**WHAT YOU NEED TO DO:**
Search the entries for the word "Editor" and report each line that has it.

═════ EXERCISE MATERIAL ═════

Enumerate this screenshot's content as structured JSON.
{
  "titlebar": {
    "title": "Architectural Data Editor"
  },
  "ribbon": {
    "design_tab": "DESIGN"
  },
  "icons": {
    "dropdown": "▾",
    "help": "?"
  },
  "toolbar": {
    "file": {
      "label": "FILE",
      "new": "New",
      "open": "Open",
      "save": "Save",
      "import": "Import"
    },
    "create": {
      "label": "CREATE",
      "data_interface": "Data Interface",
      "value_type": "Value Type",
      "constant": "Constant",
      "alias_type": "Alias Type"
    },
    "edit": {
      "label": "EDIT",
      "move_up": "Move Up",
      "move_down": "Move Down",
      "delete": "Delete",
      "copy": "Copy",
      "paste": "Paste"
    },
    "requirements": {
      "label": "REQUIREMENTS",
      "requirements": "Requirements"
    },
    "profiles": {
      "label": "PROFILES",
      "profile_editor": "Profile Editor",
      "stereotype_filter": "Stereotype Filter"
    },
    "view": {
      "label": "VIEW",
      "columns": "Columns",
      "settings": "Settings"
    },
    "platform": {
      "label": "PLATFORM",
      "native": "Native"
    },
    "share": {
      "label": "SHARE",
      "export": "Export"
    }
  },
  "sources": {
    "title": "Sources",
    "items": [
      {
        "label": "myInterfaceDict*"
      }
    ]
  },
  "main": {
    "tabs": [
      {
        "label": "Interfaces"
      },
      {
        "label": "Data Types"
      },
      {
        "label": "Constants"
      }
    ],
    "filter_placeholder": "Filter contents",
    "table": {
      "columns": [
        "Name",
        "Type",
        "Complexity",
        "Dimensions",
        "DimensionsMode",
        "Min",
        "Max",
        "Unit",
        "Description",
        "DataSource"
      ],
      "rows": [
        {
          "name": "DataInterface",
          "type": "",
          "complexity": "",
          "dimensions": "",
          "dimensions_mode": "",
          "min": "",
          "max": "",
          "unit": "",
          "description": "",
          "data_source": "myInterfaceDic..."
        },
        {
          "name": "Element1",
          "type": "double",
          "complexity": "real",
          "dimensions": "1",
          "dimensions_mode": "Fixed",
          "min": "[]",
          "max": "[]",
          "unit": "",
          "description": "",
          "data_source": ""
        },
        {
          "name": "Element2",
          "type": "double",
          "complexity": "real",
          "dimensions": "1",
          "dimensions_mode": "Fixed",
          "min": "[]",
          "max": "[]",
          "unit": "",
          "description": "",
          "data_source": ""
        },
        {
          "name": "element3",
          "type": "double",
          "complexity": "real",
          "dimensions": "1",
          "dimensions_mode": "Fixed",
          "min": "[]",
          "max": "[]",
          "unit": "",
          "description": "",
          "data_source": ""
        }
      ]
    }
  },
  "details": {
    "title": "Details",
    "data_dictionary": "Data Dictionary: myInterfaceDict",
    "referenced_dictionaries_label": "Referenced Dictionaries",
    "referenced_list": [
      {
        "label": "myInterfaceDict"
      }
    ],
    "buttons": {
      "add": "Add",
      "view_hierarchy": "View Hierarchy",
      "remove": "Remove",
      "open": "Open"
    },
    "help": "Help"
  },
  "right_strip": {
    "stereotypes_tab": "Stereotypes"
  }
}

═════

**WRITTEN RESPONSE:**
    "title": "Architectural Data Editor"
      "profile_editor": "Profile Editor",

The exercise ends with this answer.